chaddict loves, loves, loves this place. It serves the best carbonara he has ever had in his life. “Pasta was perfectly salted, perfect ratio of guanciale, black pepper, and pecorino.”
It’s hard to give recommendations because of the frequent menu changes, but among the dishes Chowhounds have loved in the past is perfectly fried suppli al telefono with a light outer coating, perfectly cooked riso, and melty, gooey cheese. House-made pork sausage with farro, mint, and cucumber is seasoned perfectly. “This is why God invented the pig!” says chaddict. Roast chanterelles with sunchokes and pancetta is absolutely delicious and a perfect fall dish, says cortez. Other great stuff: stewed shelling beans with eggs that have been soft-cooked, covered in breadcrumbs, and deep-fried; polenta and ricotta pancake; and grilled zucchini stuffed with ricotta.
The place is small and unpretentious, with very knowledgeable servers.
SPQR [Pacific Heights]
1911 Fillmore Street, San Francisco
Board Links: SPQR
Any one tried SPQR yesterday?
In Beijing, the way they prepare Peking duck is not the way most of us have had Peking duck. The skin isn’t wrapped in a big, soft, fluffy white bun. It is instead wrapped in a thin, yeasty pancake. So what’s the best place for truly Beijing-style Peking duck? Chowhounds agree: It’s Great China Restaurant. The duck comes with thin pancakes, and it’s really, really, really good, says Kitchen Imp.
elainew concurs that Great China has the best Peking duck in the Bay Area.
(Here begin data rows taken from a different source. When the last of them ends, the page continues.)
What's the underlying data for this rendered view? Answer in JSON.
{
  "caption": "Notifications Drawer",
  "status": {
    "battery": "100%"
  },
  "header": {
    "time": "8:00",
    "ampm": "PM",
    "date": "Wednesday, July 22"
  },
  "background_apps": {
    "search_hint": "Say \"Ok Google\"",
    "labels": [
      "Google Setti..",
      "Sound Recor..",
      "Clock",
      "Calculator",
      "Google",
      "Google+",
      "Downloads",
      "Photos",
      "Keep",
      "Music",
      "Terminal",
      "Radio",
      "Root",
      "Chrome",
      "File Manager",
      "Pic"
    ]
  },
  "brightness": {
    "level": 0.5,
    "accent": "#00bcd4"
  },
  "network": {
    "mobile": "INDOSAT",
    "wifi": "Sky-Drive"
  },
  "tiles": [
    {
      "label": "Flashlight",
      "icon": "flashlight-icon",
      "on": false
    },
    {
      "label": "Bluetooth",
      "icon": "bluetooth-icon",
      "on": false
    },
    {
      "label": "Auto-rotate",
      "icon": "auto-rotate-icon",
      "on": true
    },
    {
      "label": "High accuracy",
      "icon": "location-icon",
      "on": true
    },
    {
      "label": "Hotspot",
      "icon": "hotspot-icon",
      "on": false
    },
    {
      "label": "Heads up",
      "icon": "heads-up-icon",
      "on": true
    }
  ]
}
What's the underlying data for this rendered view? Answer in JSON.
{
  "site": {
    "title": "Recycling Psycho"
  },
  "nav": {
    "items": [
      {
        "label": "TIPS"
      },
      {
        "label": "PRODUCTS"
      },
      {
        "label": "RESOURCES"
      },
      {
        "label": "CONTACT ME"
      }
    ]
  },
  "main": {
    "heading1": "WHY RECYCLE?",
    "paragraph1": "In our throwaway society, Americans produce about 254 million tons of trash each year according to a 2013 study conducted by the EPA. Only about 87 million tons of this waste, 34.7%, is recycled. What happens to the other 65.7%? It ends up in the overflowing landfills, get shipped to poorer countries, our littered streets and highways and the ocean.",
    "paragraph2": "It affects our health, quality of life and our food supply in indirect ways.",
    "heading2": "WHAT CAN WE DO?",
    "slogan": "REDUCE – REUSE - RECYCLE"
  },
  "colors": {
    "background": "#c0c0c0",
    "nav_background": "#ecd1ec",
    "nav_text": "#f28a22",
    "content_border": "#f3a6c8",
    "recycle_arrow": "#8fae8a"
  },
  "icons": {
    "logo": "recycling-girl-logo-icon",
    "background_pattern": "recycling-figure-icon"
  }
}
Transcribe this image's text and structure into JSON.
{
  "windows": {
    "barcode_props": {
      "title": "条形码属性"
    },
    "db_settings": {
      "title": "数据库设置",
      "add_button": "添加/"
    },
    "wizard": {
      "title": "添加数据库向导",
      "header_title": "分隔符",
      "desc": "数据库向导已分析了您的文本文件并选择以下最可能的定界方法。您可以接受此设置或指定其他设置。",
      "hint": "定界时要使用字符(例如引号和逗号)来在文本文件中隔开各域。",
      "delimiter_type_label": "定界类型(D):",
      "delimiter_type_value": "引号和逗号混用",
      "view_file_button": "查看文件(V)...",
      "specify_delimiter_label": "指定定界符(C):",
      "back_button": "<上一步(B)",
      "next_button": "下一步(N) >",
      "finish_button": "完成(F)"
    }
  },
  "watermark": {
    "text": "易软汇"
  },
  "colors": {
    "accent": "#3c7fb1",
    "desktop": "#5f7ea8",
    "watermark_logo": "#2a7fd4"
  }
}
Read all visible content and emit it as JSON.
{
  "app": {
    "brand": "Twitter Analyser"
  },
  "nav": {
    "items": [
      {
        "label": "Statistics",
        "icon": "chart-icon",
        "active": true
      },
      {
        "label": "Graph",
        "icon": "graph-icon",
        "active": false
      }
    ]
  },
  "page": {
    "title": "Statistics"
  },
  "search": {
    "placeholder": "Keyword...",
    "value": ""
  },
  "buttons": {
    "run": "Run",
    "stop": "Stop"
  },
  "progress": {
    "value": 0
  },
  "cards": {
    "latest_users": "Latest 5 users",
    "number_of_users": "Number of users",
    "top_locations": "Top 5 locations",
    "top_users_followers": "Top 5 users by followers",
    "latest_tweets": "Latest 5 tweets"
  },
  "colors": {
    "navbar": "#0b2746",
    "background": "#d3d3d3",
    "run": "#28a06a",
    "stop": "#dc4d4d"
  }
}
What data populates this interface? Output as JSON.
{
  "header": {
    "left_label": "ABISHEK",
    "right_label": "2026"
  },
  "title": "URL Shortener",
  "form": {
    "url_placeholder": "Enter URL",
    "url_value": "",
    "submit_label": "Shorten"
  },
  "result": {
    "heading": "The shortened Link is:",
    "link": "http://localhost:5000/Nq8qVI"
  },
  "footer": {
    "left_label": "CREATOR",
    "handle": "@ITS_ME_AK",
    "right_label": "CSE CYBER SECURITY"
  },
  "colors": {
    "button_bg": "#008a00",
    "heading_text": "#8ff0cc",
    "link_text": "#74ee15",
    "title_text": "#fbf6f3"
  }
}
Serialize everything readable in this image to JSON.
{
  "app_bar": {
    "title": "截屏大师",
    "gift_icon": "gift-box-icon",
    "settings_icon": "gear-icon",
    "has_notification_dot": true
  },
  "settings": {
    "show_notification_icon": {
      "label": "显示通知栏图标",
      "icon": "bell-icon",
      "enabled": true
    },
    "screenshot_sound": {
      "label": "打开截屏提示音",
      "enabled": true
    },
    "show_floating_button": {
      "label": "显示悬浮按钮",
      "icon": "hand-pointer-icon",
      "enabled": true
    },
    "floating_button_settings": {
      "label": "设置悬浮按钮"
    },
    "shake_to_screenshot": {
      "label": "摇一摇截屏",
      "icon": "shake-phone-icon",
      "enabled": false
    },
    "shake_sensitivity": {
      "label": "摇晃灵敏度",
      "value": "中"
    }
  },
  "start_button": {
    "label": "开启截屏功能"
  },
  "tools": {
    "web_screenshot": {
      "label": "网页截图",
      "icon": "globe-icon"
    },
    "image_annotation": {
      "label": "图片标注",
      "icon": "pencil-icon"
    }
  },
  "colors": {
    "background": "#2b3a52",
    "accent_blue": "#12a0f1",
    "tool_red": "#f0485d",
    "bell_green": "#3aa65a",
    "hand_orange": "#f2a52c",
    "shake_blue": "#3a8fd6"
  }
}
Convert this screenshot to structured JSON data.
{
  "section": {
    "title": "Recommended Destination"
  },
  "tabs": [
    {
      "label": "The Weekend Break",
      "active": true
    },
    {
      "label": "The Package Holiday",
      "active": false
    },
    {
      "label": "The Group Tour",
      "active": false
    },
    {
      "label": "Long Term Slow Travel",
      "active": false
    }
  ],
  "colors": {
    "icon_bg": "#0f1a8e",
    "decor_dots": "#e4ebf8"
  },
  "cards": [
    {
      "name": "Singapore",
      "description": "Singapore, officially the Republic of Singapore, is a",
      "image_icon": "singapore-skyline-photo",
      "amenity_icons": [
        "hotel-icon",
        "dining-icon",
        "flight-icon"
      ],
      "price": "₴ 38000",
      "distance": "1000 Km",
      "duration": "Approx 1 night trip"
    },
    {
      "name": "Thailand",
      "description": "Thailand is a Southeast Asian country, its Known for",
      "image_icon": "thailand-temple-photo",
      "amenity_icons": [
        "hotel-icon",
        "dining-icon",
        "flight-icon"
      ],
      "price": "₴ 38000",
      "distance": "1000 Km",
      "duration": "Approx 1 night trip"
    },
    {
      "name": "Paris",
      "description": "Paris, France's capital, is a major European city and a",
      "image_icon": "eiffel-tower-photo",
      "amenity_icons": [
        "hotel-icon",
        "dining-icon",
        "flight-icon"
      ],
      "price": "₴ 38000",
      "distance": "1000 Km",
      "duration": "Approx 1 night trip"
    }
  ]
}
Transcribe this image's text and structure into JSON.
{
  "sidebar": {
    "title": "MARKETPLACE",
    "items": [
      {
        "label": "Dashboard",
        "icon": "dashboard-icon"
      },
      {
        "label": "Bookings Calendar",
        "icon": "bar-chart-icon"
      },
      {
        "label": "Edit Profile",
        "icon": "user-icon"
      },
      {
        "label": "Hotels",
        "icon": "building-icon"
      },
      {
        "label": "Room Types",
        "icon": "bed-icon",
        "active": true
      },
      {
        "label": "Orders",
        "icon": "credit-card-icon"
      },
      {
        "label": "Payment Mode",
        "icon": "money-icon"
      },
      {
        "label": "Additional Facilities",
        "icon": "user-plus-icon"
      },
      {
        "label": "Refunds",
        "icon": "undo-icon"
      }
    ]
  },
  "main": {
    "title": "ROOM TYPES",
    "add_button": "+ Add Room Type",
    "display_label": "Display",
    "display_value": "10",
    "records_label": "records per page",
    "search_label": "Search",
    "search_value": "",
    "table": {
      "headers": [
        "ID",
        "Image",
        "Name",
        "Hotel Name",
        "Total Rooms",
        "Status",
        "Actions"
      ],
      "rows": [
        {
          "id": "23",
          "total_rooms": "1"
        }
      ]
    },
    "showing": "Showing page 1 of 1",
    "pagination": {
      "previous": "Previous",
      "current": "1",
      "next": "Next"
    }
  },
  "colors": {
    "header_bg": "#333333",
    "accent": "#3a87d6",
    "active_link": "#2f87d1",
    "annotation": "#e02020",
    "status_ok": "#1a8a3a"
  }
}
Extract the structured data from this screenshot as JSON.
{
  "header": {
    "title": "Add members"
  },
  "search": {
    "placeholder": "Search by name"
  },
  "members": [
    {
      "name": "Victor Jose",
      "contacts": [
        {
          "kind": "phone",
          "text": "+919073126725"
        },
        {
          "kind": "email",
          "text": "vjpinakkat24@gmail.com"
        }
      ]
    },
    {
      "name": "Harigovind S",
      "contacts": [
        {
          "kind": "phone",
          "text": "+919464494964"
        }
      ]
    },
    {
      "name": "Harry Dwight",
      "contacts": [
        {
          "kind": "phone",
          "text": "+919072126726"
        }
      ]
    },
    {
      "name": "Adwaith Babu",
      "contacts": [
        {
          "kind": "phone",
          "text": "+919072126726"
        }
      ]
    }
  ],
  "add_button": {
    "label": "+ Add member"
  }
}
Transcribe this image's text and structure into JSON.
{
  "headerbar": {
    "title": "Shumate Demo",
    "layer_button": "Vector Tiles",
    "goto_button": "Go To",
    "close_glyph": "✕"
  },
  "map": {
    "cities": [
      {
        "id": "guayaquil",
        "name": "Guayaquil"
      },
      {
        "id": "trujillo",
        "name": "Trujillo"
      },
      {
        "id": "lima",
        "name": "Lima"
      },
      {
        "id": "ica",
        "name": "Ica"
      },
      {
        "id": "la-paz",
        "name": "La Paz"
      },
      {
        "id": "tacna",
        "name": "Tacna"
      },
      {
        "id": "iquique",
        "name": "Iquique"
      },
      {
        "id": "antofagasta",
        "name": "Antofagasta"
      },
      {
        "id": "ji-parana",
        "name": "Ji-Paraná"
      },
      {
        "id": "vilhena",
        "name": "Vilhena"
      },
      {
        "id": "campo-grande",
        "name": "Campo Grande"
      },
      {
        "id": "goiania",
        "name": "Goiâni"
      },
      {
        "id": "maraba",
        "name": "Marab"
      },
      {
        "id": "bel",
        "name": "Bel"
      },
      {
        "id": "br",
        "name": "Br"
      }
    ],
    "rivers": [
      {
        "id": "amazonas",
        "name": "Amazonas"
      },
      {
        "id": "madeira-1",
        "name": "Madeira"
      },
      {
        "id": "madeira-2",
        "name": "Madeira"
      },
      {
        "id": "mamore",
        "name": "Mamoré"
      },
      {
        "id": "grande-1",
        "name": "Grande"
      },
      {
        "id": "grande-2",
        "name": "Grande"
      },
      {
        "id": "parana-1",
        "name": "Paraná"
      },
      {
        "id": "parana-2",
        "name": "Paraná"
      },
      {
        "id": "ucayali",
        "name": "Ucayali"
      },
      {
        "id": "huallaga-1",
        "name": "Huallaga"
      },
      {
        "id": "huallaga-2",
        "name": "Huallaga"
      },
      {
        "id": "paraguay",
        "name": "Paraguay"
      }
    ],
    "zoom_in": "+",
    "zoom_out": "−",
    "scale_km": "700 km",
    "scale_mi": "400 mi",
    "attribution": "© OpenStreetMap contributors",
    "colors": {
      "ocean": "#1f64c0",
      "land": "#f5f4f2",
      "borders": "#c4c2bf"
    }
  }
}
When her relatives come to town, they always ask to go there. They once had three whole ducks for 10 people—they just couldn’t stop eating the stuff.
Great China Restaurant [East Bay]
2115 Kittredge Street, Berkeley
Board Link: Best Peking Duch with pancakes not buns
Nancy Berry is all over Au’s Kitchen, an awesome new Cantonese place. Especially great: clay pot dishes, especially the one with chicken feet, spareribs, and rice.
“This is the real deal—it takes 20 minutes to prepare, but the delicious crispy rice crust in the clay pot makes it worth every minute.” At dinnertime only, you can have the waiter pour delicious broth into your clay pot at the end of your meal, making a neat little digestif.
Also great: a-choi with preserved bean curd (look for “sauté lettuce with preserved bean curd” on the menu), eggplant and catfish on a sizzling platter (with a nice hoisin garlic flavor), and dry-fried green beans with fabulous spicy minced pork sauce.
It has great lunch specials, too—generous amounts of entrée, with spring roll, soup, and rice, for $6 to $8.
Avoid the deep-fried squid. Also, says RWCFoodie, an attempt to meet the tastes of the unadventurous ended in failure. Chow mein is tasteless; eggplant with garlic sauce is gloppy and gross. So stay away from any of the vaguely American Chinese dishes, and go straight for the pure Cantonese stuff.
Au’s Kitchen [Peninsula]
851 Cherry Avenue, San Bruno
Board Link: Au’s Kitchen—New Cantonese in San Bruno